▶ [Records for this task]
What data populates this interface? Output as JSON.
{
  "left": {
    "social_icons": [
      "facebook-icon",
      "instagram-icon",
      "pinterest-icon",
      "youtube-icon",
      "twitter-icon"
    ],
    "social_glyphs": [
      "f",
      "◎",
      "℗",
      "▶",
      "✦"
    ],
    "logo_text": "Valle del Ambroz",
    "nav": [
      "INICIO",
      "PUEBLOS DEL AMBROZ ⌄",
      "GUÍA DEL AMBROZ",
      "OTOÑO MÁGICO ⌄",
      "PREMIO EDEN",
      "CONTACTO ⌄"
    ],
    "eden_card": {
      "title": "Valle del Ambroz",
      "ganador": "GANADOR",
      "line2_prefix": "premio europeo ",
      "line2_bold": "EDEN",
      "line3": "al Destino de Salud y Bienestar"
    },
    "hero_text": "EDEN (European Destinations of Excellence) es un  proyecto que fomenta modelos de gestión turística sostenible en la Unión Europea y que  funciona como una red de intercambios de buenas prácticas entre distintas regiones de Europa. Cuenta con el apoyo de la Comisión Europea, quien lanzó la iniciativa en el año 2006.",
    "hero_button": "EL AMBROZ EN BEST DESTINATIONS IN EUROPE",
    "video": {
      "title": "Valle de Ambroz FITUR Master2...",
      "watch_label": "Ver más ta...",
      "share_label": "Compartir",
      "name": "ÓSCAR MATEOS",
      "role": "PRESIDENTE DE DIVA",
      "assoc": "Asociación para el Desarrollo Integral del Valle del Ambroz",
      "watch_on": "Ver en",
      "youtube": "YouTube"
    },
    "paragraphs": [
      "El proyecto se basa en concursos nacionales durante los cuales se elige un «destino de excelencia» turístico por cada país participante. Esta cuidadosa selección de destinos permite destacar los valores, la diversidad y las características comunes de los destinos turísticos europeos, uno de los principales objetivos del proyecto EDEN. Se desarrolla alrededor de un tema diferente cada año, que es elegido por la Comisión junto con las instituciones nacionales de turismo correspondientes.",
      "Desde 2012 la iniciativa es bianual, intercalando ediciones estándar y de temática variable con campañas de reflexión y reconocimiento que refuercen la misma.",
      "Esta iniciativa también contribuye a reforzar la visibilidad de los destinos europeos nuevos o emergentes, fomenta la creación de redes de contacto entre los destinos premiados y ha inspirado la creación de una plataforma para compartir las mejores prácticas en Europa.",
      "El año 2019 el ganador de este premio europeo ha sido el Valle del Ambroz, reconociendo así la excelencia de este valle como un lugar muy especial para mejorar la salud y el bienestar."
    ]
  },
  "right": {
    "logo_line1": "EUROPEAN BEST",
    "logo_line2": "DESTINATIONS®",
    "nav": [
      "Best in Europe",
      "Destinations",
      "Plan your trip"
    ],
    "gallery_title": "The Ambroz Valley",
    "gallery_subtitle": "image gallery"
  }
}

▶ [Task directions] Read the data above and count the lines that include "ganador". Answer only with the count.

▶ [Result of this task] 2